**REQUIREMENT:**
Look through the entries and count each line that includes the string "action". Reply with the number alone.

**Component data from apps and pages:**

▬▬▬▬▬▬

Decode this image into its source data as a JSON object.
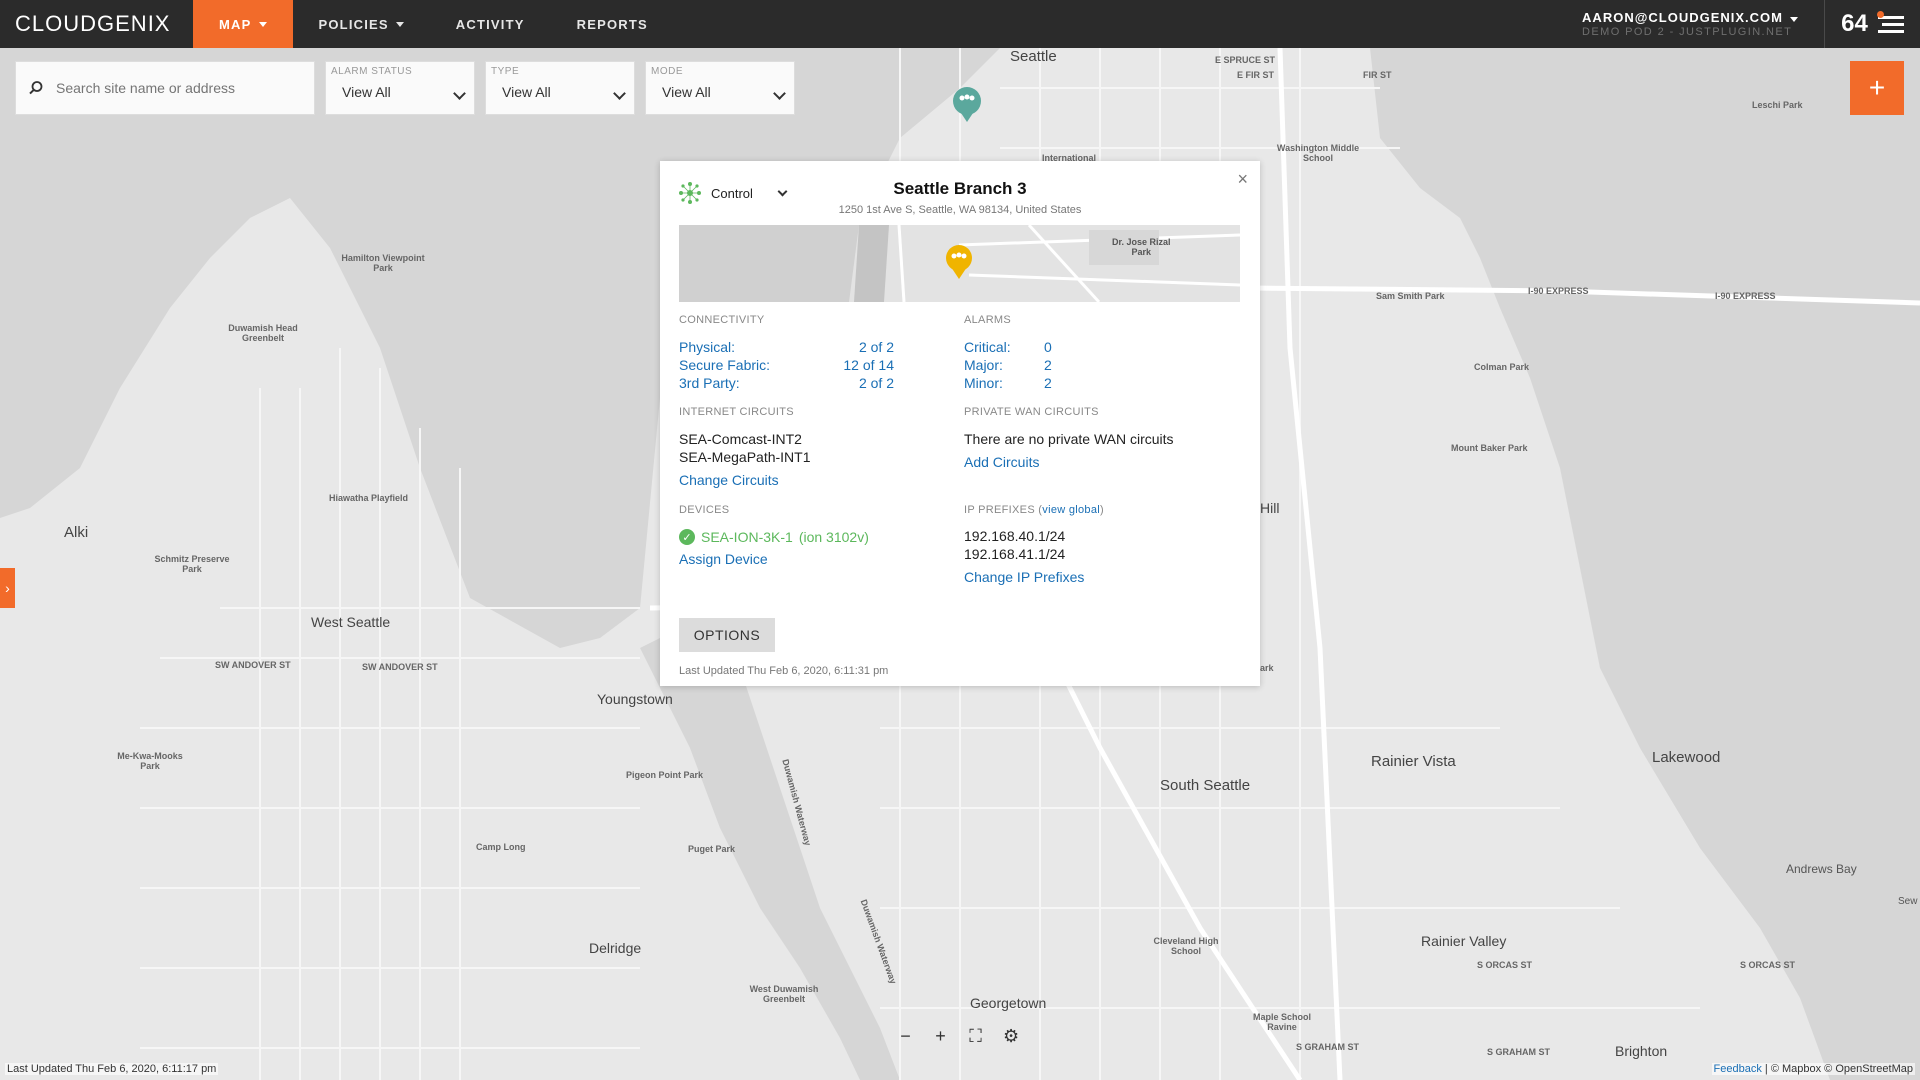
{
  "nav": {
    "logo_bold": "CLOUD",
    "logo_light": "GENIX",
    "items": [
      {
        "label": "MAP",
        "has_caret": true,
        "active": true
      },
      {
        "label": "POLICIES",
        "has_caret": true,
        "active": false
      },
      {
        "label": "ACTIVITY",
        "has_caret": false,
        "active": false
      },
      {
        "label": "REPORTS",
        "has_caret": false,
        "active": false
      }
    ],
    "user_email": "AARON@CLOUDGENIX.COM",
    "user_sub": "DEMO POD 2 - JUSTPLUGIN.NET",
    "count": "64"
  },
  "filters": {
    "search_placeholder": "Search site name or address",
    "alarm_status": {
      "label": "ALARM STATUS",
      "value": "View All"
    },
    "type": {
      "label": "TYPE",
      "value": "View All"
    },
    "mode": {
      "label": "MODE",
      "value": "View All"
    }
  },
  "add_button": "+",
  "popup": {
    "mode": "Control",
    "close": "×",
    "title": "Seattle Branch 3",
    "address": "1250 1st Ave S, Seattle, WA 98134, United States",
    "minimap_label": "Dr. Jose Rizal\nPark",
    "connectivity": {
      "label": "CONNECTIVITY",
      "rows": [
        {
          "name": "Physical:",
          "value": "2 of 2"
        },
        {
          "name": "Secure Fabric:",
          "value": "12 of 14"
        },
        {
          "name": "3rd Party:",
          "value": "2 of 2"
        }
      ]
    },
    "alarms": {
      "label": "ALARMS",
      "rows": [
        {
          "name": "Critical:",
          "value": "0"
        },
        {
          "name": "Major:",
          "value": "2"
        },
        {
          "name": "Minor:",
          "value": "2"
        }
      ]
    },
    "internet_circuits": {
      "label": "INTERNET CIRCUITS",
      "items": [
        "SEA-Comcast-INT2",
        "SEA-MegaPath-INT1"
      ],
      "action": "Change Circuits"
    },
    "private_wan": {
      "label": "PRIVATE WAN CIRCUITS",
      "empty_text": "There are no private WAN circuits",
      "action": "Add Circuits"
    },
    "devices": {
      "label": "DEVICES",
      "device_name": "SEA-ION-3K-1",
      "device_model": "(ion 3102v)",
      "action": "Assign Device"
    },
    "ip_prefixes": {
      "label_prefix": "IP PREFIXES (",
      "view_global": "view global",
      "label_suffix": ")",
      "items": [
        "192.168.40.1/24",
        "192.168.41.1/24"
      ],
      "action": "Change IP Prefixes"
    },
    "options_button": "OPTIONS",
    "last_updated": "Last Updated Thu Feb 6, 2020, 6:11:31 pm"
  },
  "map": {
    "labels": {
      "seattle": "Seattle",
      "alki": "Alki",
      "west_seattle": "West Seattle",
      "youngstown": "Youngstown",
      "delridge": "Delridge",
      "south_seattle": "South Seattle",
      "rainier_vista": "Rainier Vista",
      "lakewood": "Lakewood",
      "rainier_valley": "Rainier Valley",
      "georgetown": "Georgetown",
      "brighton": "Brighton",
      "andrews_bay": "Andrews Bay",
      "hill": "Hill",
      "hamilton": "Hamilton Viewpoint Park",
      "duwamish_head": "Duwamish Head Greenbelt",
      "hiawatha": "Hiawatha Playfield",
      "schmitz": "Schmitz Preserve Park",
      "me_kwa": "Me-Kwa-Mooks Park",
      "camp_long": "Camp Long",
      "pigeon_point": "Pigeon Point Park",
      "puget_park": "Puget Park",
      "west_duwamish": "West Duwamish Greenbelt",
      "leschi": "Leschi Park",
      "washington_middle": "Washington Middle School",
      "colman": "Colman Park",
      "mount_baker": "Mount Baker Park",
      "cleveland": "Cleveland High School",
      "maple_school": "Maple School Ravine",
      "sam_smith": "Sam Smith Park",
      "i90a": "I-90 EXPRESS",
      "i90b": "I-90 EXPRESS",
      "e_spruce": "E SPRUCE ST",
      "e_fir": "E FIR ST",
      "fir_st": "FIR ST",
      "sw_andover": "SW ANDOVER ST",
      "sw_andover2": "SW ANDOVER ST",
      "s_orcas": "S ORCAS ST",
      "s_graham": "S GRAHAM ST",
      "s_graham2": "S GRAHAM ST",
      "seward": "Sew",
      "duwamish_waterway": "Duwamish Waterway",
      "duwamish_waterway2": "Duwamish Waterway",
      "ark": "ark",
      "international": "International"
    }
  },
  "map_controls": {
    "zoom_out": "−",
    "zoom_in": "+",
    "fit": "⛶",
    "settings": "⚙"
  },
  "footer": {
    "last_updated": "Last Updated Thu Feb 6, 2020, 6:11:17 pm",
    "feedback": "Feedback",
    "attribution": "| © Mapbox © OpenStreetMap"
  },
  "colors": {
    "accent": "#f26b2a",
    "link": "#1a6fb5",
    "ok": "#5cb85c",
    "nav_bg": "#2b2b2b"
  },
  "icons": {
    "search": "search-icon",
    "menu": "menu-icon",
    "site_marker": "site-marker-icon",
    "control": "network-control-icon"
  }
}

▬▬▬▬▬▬

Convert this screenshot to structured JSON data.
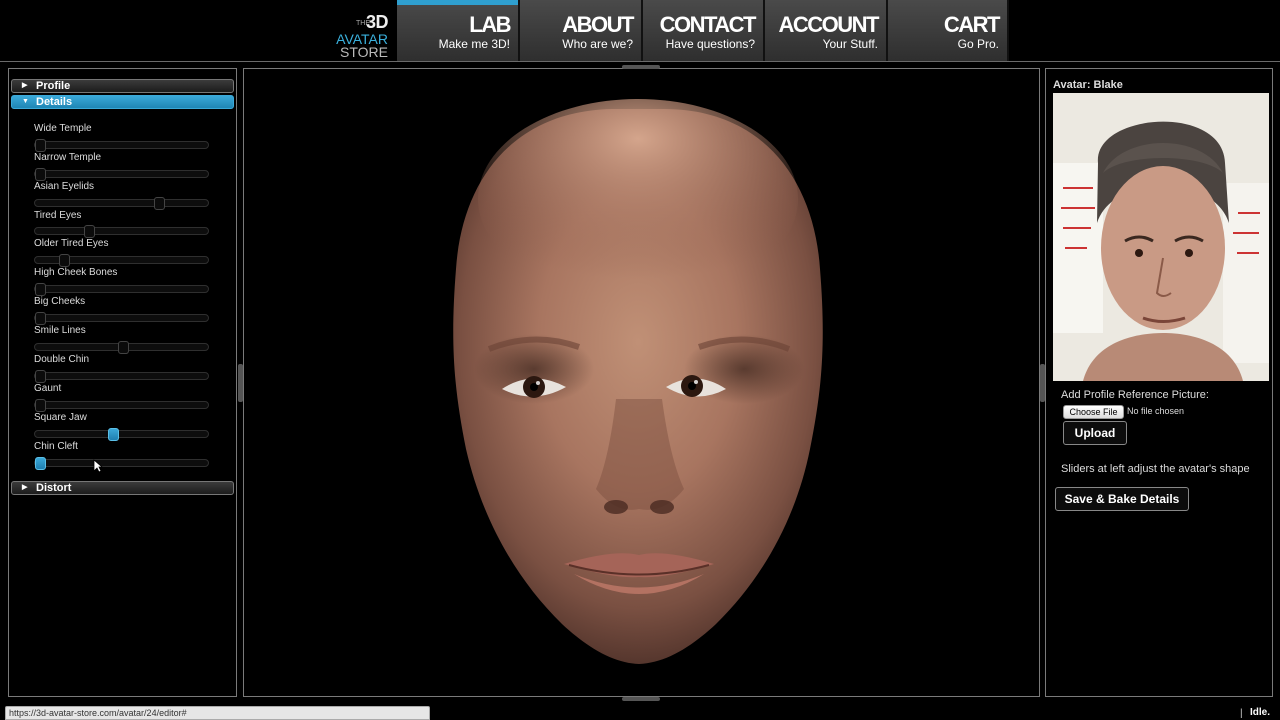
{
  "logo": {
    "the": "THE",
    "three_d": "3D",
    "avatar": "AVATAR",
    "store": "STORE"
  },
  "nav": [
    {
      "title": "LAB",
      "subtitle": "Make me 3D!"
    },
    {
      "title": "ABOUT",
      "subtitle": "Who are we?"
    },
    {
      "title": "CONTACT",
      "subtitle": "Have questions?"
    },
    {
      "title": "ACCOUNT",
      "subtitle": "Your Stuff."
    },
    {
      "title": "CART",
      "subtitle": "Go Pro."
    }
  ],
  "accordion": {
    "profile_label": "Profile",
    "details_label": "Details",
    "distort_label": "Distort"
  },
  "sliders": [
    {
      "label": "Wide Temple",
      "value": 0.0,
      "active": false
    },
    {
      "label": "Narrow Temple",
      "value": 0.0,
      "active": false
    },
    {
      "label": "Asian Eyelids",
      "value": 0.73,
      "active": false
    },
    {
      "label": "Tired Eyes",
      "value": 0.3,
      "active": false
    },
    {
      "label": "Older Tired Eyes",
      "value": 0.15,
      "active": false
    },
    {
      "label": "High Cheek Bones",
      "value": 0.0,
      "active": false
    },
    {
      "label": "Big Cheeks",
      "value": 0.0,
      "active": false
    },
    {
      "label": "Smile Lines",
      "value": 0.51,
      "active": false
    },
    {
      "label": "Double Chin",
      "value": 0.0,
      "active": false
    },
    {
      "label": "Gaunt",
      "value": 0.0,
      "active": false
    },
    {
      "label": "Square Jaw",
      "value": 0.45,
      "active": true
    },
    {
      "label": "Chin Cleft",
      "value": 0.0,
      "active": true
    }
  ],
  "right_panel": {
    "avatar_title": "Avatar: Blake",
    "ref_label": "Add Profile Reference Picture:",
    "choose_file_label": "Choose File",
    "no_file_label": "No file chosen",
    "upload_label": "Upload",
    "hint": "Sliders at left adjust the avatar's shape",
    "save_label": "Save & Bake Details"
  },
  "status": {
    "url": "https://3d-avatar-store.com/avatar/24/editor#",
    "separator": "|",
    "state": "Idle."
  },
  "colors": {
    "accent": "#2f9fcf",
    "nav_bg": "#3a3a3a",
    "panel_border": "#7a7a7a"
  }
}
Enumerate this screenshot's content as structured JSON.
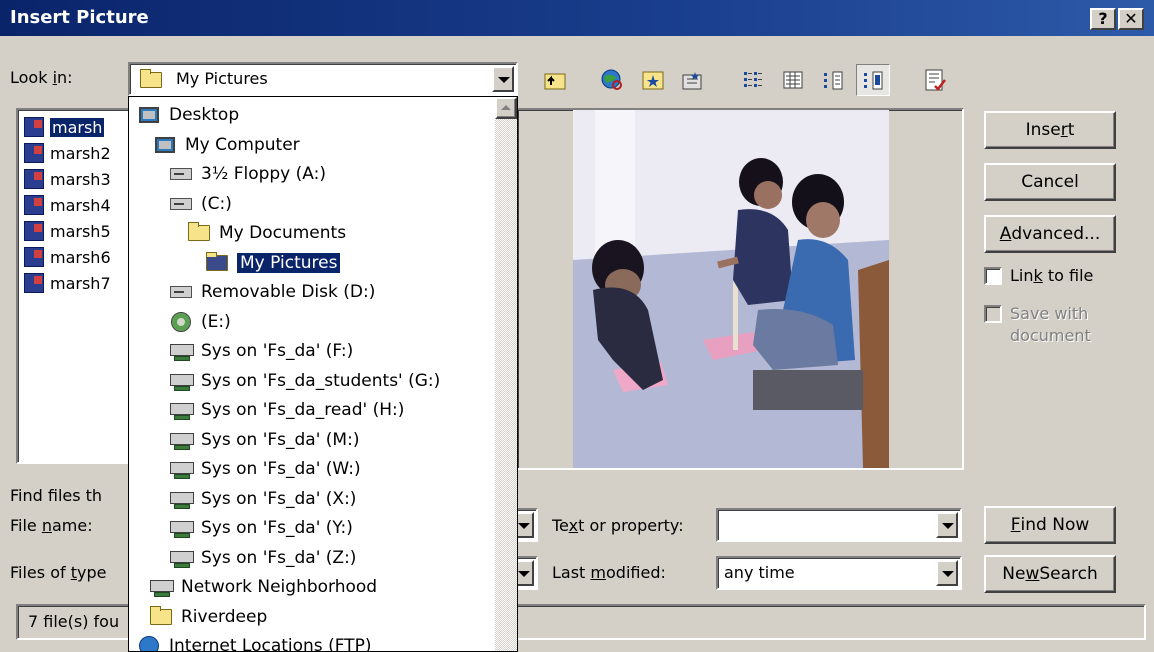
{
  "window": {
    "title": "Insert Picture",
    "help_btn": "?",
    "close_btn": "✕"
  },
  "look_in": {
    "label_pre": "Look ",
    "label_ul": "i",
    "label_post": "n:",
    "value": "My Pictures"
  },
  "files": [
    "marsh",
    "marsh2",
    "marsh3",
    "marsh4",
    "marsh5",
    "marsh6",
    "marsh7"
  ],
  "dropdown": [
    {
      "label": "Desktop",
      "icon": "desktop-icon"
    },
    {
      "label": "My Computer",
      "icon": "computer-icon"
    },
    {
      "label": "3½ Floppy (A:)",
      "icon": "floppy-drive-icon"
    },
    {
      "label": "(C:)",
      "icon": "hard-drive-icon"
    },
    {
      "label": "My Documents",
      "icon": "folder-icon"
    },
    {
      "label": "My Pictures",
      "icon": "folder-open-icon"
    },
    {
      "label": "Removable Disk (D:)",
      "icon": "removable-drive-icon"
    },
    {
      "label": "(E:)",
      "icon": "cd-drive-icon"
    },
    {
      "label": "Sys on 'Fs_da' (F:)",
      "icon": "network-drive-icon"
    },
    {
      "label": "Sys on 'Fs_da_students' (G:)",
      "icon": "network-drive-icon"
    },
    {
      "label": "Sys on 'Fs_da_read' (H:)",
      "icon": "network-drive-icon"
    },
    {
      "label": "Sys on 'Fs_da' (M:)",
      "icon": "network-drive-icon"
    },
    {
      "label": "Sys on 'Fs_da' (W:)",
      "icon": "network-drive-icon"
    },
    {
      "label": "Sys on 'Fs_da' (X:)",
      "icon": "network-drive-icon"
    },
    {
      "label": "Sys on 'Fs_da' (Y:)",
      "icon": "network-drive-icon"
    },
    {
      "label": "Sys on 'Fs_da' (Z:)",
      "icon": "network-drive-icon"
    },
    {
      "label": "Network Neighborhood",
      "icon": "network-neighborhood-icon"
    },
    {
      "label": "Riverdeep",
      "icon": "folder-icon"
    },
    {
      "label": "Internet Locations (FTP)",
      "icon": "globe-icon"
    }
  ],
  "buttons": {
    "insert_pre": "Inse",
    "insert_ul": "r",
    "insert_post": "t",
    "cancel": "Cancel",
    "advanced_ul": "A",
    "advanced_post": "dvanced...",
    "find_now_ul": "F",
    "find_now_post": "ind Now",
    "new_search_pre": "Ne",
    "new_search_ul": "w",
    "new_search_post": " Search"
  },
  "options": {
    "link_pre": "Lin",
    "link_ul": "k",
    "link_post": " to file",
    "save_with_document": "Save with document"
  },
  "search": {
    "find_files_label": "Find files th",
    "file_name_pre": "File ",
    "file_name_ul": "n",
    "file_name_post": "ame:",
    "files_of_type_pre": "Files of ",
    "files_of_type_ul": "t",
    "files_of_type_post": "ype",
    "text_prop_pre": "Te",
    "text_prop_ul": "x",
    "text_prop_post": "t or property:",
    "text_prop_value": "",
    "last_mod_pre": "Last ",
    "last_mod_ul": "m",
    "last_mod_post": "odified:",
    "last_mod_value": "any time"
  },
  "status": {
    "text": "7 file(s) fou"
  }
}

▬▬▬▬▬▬

**RESPONSE FOR THIS EXERCISE:**
4